This is a question we often get from employers and the easy answer is that there is no “normal” retirement age. Contracts of employment commonly provide for a retirement age of 65 but that is not the end of the issue – far from it!
EU law has now been introduced to Irish legislation under the Equality (Miscellaneous Provisions) Act, 2015. Section 10 of the 2015 Act requires objective justification of the fixing of different ages for the retirement of employees. Section 4 of the 2015 Act requires that an employer who offers a fixed term contract to an employee who is over the compulsory retirement age, must objectively justify the granting of a fixed term contract so as to avoid a charge of age discrimination. To avoid a claim of discrimination in respect of both the above cases, there are two standards that apply. Firstly, the measure must be “objectively and reasonably justified by a legitimate aim”. Secondly, the means of achieving the aim must be “appropriate and necessary”.
A good illustration of what is a legitimate aim can be seen in a decision by the Equality Tribunal in the matter of Saunders v CHC Ireland Limited, which decided that the application of a retirement age of 55 to a winchman was permissible. The Equality Officer was satisfied that the aims of protecting the safety of the winchmen themselves, protecting the health of safety of people who require rescue by the winchmen, and the efficient functioning of a search and rescue team amounted to a legitimate aim, justifying the retirement age of 55.
The 2015 Act was commenced on the 1 January 2016, almost by stealth according to most employment lawyers!

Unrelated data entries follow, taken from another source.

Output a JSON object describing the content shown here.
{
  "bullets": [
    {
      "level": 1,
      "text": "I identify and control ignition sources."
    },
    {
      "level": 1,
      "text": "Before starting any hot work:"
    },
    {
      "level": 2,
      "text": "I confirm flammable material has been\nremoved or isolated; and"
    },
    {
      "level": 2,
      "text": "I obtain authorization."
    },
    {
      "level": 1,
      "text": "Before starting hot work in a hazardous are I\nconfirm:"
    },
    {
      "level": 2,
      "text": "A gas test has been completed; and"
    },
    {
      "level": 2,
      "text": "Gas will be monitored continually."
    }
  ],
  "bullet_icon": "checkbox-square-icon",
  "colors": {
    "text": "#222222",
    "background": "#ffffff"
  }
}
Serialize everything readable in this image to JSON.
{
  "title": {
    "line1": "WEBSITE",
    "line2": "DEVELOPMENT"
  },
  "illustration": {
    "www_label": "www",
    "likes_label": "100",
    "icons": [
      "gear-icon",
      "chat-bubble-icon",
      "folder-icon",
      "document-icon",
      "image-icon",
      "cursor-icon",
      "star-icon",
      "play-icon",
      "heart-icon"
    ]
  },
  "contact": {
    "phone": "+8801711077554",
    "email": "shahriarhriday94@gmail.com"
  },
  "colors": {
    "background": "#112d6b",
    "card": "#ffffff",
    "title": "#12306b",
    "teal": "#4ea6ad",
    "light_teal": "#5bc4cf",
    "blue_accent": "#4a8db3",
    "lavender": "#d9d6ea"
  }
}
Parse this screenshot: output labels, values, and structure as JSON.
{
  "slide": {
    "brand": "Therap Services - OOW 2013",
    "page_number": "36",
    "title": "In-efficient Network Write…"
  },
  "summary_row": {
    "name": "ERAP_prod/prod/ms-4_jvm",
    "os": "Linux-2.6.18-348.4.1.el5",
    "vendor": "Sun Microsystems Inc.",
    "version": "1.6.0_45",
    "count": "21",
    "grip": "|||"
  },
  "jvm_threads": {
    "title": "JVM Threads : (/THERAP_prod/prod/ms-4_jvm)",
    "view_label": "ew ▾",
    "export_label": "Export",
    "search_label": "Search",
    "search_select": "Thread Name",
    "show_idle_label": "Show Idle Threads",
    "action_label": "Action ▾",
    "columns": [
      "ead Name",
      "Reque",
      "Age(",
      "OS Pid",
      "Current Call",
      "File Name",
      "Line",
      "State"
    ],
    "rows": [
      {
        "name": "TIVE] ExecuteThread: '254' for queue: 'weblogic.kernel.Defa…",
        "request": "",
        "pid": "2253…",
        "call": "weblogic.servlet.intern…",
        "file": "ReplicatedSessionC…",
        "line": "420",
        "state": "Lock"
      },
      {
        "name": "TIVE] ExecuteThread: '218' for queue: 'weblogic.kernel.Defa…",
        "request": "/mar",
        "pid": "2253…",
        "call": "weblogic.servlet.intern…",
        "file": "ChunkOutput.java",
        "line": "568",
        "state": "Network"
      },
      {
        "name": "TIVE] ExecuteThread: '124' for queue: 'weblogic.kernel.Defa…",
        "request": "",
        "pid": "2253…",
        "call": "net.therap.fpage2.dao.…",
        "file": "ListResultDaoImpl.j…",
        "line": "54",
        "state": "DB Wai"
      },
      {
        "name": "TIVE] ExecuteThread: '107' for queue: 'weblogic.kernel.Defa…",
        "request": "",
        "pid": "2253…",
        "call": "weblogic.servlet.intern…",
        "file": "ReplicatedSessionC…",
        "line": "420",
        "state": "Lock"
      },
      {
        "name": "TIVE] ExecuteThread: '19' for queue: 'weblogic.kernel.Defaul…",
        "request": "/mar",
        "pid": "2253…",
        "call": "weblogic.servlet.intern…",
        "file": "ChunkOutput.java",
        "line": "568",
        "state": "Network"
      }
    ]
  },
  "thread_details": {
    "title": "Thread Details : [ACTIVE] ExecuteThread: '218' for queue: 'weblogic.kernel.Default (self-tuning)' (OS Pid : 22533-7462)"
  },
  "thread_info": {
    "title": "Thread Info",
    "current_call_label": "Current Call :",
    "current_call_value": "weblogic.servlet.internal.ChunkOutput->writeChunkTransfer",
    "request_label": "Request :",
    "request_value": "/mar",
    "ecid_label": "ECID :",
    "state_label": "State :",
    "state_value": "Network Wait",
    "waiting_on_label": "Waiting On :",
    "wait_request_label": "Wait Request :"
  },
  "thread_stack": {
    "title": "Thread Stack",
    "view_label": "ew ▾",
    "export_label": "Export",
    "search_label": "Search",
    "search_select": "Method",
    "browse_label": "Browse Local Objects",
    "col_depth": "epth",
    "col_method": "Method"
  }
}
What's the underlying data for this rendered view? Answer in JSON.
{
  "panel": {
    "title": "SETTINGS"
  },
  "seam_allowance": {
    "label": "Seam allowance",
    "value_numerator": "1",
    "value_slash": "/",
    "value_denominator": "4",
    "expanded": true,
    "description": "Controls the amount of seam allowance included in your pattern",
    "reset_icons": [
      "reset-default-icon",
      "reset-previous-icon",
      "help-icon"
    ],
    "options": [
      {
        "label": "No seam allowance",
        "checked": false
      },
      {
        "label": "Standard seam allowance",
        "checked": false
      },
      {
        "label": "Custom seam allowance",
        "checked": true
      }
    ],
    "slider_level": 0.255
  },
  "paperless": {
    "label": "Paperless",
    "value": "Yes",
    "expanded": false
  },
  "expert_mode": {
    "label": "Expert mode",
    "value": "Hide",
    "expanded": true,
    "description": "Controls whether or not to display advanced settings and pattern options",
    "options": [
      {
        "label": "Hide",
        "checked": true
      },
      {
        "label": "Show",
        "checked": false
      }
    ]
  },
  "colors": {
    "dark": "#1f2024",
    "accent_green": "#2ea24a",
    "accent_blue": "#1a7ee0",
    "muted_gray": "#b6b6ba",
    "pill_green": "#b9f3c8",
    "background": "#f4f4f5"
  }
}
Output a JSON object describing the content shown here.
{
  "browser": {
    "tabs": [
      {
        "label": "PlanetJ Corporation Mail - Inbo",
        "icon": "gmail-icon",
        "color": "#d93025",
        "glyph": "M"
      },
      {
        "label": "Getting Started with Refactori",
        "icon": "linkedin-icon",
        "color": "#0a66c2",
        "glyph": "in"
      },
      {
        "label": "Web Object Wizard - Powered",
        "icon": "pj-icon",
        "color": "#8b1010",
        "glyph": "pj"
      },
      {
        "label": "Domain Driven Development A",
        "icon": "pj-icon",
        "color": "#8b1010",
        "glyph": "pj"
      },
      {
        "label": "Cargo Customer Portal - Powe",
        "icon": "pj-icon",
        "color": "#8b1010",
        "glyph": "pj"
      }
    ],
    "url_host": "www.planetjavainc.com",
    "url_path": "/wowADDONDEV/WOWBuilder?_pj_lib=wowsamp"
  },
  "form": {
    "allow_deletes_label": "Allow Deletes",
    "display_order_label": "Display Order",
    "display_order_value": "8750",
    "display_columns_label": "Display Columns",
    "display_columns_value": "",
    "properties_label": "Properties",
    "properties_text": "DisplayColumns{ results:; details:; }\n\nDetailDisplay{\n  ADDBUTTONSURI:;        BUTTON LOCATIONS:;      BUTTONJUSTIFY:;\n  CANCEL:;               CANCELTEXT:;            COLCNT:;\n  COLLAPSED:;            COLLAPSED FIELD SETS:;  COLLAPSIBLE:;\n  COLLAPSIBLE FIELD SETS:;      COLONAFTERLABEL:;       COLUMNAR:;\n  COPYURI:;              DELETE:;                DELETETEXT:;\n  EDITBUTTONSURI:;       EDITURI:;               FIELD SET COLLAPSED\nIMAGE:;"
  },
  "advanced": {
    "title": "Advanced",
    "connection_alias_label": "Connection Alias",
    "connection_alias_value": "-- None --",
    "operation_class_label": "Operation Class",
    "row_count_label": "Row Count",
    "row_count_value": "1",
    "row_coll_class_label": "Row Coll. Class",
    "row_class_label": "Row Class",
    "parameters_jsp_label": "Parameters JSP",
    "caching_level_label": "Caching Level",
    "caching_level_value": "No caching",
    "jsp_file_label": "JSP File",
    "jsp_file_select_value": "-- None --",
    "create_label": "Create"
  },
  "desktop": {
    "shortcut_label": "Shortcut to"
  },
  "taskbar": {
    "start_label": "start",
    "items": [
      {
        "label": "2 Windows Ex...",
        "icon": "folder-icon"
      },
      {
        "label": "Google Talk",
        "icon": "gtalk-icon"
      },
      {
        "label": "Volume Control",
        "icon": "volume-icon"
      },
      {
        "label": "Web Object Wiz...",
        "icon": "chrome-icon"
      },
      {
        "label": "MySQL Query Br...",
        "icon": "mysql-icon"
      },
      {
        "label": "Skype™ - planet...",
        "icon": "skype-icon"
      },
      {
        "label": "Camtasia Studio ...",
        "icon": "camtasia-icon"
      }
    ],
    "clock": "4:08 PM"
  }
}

If you want advice on retirement age or any other issue concerning your work force then do not hesitate to contact us.